By Ezra Parter
August 10th is not a date that strikes fear in the masses. It’s not a date that reminds most of anything in particular. Sure, it was the date in 1675 when the first stone was laid in the construction of the Royal Greenwich Observatory in London, and yeah it marked the first use of Agent Orange during the Vietnam War in 1961, and yes, 19 glorious years ago Kylie Jenner was born on this very date, but none of that history resonates with people today. Nobody cares about poor little August 10th.
But they should, for August 10, 1970 was a foundational moment in American pop culture. August 10, 1970 changed the way singers and songwriters interacted with their audience forever. August 10, 1970 changed, as they say, the game. That’s right reader, this very day in 1970 was the day legendary jazzman Don McLean witnessed the death of music.
You see, a long long time ago on October 2, 1945, Don McLean was born in New Rochelle, NY. But Don’s parents didn’t have time to look after him. His father was a goldsmith, always busy at the shop, and his mother spent her days powdering the noses of Broadway stars in the big city. She sold them cocaine. With two busy, industrious parents, Don was forced to entertain and sustain himself most days, and he did it in the only building that would let him– Pete Hornberger’s Jazzy Whale Dojo in downtown New Rochelle.
The music at the Jazzy Whale always made Don smile, and the precocious lad knew that if given a chance he too could make the crowd dance and then maybe both he and they could find some happiness for a while. Scatting was Don’s first true love and he formed a duo with future wife Maggie Gyllenhaal that played weekly at the Whale until February of 1970. It was the beginning of the end for Don and Maggie, when, as a 24 year old man what started as a shiver turned into full blown pneumonia.
Maggie died of synchronous pneumonia– a disease all spouses get when their spouse gets real pneumonia– the very next day, and Don had to push on without her. All that bad health news was difficult for Don to deliver to his parent’s doorstep, especially considering how challenging it was for his disease-riddled body to take even more more step after his release from the hospital. To make matters worse, Don’s parents had never met the woman who made him a widower, and they focused on that injustice rather than the mental and physical health of their son.
After months of recovery alone in his parents’ basement, Don McLean emerged a new man, ready to jump back into scatting and searching for a new partner in the jazz game. The morning of August 10, 1970, Don returned to the Jazzy Whale Dojo for the first time since contracting the pneumonia that killed his wife there. But something wasn’t right.
As soon as he walked in the door, something touched Don deep inside. Was it the air that had changed? Was it the drinks and the patrons? No. It was the music. No one was skeeting, no one was scatting, and all through the bar there was not even a rat tat tatting. Don spotted his old pal Pete Hornberger and the conversation, as dictated by one Sally Gillespie to the New Rochelle Herald, went as follows:
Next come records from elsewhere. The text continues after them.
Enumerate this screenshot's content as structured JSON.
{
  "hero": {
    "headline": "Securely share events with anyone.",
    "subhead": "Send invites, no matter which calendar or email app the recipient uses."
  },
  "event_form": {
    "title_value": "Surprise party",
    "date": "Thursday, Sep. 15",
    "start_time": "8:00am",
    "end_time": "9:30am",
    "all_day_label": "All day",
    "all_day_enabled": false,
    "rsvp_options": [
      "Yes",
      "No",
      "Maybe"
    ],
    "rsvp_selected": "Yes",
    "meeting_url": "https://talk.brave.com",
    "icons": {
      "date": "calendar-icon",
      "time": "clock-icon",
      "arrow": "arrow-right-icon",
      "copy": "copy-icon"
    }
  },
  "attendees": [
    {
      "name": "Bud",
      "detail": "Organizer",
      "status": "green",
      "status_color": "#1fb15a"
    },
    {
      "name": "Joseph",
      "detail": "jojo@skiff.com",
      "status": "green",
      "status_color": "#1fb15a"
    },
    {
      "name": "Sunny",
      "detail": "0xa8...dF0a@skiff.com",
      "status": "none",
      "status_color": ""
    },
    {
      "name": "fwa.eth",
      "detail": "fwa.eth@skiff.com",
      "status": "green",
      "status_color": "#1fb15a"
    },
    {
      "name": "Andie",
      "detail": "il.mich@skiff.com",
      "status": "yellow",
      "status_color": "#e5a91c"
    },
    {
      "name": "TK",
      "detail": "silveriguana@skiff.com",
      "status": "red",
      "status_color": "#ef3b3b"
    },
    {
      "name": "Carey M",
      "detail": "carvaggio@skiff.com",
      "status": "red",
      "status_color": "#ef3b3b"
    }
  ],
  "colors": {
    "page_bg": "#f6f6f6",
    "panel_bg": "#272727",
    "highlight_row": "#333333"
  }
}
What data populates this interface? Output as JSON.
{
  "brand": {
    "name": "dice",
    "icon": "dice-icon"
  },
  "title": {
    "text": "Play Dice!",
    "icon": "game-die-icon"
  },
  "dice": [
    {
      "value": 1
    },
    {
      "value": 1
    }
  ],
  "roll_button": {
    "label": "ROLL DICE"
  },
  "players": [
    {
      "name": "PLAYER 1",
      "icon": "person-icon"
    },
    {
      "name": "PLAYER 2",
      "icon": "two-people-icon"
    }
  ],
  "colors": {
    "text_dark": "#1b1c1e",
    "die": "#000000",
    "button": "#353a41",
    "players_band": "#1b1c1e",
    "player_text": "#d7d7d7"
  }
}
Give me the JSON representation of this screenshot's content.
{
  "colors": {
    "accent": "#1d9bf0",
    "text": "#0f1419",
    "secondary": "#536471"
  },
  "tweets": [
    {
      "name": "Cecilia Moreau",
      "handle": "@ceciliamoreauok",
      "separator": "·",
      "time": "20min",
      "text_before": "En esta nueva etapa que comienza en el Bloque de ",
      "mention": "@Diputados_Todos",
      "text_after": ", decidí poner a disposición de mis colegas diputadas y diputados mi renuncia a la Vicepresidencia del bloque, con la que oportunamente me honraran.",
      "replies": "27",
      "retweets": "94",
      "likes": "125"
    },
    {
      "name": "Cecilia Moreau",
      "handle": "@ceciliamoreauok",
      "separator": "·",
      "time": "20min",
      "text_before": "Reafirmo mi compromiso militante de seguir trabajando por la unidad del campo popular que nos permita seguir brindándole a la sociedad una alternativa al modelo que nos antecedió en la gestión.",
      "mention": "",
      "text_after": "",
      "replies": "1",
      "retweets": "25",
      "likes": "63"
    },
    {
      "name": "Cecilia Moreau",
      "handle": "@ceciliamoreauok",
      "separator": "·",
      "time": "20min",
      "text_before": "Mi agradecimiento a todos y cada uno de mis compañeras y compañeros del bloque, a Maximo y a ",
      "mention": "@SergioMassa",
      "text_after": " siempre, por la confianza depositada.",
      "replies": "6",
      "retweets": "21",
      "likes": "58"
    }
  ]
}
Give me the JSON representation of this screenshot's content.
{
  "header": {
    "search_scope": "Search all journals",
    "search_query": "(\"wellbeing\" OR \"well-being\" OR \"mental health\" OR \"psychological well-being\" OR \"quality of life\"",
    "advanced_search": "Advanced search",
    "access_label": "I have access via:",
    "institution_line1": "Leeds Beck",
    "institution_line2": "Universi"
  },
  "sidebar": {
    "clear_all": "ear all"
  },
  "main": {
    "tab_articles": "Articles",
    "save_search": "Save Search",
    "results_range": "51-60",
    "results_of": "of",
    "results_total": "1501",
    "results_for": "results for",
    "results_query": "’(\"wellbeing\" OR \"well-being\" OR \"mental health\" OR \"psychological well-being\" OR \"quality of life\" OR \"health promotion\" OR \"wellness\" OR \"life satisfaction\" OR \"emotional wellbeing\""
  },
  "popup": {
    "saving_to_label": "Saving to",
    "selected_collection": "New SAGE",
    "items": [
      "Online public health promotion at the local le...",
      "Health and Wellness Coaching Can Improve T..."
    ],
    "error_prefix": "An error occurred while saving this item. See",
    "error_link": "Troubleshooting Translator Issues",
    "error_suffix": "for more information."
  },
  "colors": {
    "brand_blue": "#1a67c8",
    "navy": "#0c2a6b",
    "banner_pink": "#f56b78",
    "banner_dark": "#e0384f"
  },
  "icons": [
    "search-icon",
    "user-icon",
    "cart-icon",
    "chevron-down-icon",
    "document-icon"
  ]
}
“Hey ya Pete, what happened to jazz in here man??
“Ahh Donny boy, good to see you back on your feet. Unfortunately, this very morning, jazz died. It’s over son, jazz is dead, just like Maggie, and Gerald Ford, and even Cleopatra who built the pyramids back in biblical times. Things end Don, and you have to remember that. Never forget that Cleopatra is dead, okay boy?”
Pete had a real fixation on Egyptian history, but didn’t have a clear idea of the actual historical facts. Regardless, Don took it to heart and vowed never to play music again.
He drove his Chevrolet pickup to the levy at the edge of town, saw some kind elderly gentlemen drinking rye whiskey at a bar nearby called the Hotel California, and decided he might as well join in. He never left, even though he always wanted to. Modern Americans don’t remember much about Don McLean, but on August 10th we must remember– today’s the day jazz music died, and aren’t we all better off for it?